Do mothballs repel snakes? Moth balls are common old-time home remedy to keep snakes away, but this old wives' tale doesn't stand the test of science. Mothballs don't repel snakes. Snakes “smell” with their tongues, so methods like mothballs that rely on odors are unlikely to deter them.
Cedarwood, clove, and cinnamon essential oils are all ingredients of natural snake repellent sprays, so naturally, they're bound to work. You can mix a pair of these essential oils and spray around the parts where you're likely to find the snakes.
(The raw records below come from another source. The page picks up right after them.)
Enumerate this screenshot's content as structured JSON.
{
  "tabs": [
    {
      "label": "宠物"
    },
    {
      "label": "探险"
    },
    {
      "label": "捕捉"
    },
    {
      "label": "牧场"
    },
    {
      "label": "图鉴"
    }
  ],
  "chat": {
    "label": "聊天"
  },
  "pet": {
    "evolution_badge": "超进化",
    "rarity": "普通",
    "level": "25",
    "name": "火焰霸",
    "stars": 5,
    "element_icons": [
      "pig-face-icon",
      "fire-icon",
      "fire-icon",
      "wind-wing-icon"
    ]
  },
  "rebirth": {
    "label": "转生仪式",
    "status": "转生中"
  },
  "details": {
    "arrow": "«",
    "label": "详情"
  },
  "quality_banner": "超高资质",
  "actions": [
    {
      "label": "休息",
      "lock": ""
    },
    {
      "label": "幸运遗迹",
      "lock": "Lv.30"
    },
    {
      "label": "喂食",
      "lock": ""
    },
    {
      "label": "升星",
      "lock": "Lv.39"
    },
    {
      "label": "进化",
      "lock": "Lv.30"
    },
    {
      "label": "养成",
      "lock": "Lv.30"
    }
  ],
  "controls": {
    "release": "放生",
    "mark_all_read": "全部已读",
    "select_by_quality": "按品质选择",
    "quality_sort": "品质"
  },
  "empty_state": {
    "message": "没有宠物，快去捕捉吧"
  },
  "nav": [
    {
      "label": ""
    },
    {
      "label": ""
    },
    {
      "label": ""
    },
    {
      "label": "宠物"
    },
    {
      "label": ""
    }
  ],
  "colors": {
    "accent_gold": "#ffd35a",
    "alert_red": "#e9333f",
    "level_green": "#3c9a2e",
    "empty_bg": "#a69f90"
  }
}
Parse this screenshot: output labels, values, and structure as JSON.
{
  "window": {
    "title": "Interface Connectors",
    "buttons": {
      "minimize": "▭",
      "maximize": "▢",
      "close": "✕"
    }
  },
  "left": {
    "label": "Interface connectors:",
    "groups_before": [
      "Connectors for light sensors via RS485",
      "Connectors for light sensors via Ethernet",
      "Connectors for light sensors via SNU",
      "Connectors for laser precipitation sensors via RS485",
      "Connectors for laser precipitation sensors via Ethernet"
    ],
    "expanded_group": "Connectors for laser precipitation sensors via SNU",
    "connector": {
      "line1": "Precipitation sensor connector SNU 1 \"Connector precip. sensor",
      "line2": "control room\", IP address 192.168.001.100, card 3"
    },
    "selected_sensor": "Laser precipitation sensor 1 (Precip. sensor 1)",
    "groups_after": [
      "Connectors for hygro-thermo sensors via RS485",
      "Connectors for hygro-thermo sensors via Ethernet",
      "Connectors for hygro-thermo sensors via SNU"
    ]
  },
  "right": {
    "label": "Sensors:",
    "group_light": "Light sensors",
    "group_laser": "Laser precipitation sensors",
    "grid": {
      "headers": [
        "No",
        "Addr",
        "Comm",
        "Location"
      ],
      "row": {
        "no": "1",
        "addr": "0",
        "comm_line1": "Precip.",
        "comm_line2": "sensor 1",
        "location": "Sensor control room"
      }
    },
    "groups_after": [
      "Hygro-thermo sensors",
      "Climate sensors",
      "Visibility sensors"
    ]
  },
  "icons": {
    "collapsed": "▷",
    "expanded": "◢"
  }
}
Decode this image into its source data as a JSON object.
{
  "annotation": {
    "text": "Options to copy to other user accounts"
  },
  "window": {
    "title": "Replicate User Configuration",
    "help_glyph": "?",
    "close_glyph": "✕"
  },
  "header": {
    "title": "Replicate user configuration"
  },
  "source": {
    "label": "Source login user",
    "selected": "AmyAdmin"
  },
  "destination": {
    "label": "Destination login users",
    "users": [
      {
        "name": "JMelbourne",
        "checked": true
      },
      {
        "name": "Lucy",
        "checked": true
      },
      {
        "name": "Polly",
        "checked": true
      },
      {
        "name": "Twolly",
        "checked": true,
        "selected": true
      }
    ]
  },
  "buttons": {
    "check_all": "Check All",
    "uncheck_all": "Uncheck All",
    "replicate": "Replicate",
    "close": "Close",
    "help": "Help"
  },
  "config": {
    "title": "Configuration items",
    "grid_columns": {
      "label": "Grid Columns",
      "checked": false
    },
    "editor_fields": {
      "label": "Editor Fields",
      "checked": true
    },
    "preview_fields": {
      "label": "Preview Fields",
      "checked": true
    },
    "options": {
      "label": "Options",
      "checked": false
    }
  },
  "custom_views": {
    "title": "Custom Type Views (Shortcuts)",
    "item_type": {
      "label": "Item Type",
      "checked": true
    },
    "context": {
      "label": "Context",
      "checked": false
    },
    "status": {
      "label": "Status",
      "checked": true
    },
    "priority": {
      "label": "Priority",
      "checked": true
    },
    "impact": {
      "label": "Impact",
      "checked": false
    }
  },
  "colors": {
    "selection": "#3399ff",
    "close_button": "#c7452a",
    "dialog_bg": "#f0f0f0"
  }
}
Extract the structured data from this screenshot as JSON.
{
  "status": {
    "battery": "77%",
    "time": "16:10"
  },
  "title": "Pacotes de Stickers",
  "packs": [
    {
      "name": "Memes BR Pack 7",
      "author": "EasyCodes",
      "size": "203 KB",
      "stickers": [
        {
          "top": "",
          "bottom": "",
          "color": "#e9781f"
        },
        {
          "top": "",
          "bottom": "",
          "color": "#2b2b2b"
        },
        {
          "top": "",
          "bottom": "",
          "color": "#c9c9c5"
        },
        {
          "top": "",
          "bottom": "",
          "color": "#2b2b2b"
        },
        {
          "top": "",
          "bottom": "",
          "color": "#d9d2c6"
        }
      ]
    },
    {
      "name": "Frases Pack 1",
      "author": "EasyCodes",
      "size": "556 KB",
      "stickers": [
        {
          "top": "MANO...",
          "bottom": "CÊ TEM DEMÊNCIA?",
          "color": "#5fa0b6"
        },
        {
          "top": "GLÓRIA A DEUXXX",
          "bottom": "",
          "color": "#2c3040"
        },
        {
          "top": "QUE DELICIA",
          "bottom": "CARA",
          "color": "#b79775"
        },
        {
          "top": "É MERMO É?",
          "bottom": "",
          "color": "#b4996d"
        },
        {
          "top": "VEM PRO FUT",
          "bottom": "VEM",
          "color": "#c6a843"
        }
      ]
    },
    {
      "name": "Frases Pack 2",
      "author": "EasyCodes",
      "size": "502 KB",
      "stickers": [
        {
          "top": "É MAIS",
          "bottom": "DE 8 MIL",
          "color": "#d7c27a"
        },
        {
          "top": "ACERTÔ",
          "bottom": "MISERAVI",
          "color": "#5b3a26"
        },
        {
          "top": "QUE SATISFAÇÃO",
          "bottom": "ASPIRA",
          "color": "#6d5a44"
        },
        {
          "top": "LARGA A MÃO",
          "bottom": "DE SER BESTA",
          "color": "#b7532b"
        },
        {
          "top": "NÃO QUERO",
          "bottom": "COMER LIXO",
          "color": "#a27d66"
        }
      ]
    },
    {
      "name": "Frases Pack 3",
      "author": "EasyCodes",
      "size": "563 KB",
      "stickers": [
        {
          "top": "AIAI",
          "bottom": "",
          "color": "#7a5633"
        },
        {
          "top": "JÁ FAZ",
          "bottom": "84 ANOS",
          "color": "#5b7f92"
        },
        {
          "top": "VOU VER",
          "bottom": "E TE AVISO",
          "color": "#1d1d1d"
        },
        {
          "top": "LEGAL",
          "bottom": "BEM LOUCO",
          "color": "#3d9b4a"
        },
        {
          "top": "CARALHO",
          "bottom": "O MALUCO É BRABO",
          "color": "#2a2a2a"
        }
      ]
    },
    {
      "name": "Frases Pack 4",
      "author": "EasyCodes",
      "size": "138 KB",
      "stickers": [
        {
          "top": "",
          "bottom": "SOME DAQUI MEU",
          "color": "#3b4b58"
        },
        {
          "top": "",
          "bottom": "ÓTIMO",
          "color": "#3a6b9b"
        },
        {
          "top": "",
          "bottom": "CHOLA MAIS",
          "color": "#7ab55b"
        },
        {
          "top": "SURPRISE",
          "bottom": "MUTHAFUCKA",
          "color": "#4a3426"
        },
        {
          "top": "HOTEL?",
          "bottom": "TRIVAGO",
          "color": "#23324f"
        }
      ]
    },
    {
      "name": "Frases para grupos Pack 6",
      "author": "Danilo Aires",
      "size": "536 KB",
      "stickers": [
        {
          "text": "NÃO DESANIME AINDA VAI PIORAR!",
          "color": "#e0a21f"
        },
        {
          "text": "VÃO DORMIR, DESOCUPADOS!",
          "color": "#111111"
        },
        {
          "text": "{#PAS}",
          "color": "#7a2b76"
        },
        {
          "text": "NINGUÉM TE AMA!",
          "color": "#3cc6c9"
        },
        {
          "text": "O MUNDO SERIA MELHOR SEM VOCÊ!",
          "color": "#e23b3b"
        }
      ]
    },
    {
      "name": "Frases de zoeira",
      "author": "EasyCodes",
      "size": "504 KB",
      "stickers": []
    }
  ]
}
Calcium cyanide is a good chemical for killing snakes taking refuge in burrows, while there are several gases that sometimes work in fumigating dens. The use of certain insecticide sprays used in a hand sprayer also has possible uses.